Mumbai: The Bombay High Court will on
December 12 pronounce its judgement on confirmation of death
sentence awarded to three LeT activists in the 2003 Mumbai
twin blasts that claimed 52 lives.
The arguments concluded at a special hearing by a
division bench of Justices AM Khanvilkar and PD Kode on Saturday
after which the court reserved its verdict.
Ashrat Ansari (32), Hanif Sayed Anees (46) and his
wife Fehmida Sayed (43) were, in July 2009, found guilty by a
POTA court of planting powerful bombs in two taxis which
exploded at the iconic Gateway of India and Zaveri Bazaar on
August 25, 2003.
The trio had on July 28, around a month before the
blasts, planted a bomb in a municipal bus in suburban
Ghatkopar which killed two persons.
The conspiracy had been hatched by Hanif, Ashrat,
Nasir, a Hyderabad resident, who was later killed in a police

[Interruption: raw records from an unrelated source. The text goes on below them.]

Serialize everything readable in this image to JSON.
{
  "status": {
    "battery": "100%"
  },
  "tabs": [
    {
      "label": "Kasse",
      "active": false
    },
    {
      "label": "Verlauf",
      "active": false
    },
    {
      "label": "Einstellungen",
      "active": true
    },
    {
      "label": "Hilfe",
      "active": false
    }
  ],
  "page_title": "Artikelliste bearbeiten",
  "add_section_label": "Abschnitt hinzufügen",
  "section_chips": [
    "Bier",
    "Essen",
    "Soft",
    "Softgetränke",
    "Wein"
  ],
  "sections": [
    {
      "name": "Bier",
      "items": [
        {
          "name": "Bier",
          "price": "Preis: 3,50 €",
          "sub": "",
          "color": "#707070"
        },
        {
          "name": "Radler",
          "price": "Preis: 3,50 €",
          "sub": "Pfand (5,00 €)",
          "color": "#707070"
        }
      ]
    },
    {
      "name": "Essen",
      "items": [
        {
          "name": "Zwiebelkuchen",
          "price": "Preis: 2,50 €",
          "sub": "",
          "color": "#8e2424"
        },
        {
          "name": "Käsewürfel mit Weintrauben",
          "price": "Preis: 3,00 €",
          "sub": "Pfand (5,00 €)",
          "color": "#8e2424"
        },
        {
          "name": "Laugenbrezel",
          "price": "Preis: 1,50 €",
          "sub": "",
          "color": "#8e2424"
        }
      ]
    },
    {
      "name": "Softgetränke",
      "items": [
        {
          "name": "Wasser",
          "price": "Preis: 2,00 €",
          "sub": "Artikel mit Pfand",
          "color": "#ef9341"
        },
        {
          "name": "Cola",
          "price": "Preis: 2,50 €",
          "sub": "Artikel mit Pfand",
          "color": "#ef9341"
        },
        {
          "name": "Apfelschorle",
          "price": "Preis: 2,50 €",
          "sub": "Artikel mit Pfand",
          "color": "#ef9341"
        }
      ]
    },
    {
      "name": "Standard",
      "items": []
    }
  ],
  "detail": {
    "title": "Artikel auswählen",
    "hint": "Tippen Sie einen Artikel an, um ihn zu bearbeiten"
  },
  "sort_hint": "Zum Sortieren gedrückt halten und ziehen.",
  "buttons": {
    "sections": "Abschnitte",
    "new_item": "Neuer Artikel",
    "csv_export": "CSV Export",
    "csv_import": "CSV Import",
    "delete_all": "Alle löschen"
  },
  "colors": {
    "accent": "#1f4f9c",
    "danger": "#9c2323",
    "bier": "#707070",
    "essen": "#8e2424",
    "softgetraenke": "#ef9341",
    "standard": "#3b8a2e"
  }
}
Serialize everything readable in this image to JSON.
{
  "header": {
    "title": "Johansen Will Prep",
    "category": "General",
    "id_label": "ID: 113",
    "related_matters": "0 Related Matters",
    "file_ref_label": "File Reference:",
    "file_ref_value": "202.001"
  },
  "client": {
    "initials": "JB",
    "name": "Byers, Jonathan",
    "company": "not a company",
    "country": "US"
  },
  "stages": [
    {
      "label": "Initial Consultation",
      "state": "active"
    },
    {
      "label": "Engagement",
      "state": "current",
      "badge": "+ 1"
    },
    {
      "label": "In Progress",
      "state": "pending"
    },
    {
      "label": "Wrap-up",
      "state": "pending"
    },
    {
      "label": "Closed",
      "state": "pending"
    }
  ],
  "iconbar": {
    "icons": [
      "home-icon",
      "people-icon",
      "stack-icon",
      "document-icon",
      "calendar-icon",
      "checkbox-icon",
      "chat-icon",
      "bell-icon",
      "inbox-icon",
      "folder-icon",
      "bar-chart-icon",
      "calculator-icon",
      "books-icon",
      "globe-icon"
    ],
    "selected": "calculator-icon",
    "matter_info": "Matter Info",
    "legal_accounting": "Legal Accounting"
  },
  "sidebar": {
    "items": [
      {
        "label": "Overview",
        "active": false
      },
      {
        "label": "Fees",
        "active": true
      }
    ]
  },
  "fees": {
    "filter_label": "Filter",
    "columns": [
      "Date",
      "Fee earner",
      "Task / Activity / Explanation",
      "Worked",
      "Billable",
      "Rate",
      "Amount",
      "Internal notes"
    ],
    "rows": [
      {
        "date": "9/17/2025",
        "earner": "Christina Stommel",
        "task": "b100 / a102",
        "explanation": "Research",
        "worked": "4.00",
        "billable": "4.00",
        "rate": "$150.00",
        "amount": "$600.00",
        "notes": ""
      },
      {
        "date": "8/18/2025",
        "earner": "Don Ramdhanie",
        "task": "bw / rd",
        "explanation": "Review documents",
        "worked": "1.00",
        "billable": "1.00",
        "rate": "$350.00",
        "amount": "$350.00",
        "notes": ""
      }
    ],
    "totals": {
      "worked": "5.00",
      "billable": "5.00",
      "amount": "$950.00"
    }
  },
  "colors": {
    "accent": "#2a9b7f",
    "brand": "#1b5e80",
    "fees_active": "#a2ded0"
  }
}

encounter, and some Pakistani nationals owing allegiance to
LeT in Dubai.
The LeT`s role in the twin blasts was revealed by an
accused-turned-approver. The approver was given a pardon by
the court after public prosecutor Ujjwal Nikam submitted a
certificate saying he may be discharged.
It was for the first time that LeT had used a family
to carry out bomb blasts.
Along with the couple, Hanif and Fehmida, their
16-year-old daughter was also arrested for the offence but was
later discharged as she was a minor.
Two other accused, Mohammed Ansari Ladoowala and
Mohammed Hasan Batterywala, were also discharged from the case
by the POTA court after Supreme Court upheld a POTA review
committee report that said there was no case against the duo.
On the fateful day, Hanif, Fehmida and their daughter
had boarded a taxi from Andheri to Gateway of India and left
their bag in the vehicle telling the taxi driver that they
would return after taking lunch.
Luckily for the driver, the bomb exploded after he had
left his vehicle to take his meal. The driver had later
identified the family in the court.
Ansari had boarded another taxi to Zaveri bazaar where
again he left an explosive-laden bag, telling the driver he
would return. The vehicle exploded shortly afterwards.
The three were convicted under various Sections of
IPC, POTA, Explosive Substances Act and Prevention of Damage
to Public Property Act.
The motive, according to investigators, was to avenge
the violence against the minority community during the
post-Godhra riots in Gujarat in 2002.
As the convicts were given death sentence by trial
court, the matter was sent to the Bombay High Court for
confirmation, as required under the law.